Determine the number of lines in the following entries that hold the word "value". Give only that number.

### Supplied material
——————————

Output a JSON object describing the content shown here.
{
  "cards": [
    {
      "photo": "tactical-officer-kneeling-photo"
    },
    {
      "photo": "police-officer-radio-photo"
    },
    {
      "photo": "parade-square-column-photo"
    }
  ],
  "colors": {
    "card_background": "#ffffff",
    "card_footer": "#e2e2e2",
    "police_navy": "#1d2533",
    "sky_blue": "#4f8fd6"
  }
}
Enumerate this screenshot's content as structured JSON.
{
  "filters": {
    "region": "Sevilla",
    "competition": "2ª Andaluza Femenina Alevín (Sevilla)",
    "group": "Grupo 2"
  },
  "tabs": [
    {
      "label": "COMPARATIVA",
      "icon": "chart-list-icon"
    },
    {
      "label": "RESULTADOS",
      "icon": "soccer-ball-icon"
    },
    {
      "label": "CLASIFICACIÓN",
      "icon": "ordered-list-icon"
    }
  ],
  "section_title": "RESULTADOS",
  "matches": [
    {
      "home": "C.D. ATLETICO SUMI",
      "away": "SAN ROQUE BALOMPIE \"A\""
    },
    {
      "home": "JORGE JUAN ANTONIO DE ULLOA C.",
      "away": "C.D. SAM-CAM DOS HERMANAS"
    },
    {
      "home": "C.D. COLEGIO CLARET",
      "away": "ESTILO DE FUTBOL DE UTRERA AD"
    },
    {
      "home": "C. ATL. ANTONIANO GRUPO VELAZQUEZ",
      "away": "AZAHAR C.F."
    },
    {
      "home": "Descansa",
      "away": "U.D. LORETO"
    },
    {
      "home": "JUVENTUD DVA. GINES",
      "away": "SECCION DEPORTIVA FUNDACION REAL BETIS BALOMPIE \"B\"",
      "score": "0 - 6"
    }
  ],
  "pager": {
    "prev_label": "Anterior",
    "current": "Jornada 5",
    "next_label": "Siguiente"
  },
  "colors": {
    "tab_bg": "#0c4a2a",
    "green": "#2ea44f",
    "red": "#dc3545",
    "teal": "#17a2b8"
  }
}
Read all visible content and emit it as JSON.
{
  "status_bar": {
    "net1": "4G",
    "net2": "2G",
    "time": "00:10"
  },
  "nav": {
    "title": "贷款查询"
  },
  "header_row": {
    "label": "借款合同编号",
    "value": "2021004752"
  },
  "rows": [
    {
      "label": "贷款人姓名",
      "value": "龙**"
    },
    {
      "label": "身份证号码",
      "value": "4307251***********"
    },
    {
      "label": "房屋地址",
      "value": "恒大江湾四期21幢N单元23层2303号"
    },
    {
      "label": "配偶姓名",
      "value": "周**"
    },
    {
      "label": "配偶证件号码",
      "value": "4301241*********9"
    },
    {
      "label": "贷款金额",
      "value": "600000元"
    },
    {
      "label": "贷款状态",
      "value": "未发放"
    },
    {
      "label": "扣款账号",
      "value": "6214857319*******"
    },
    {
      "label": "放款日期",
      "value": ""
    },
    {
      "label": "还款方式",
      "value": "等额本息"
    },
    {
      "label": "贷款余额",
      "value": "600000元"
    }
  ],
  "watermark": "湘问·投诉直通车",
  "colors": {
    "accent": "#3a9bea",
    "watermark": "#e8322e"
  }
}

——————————

### Written answer
12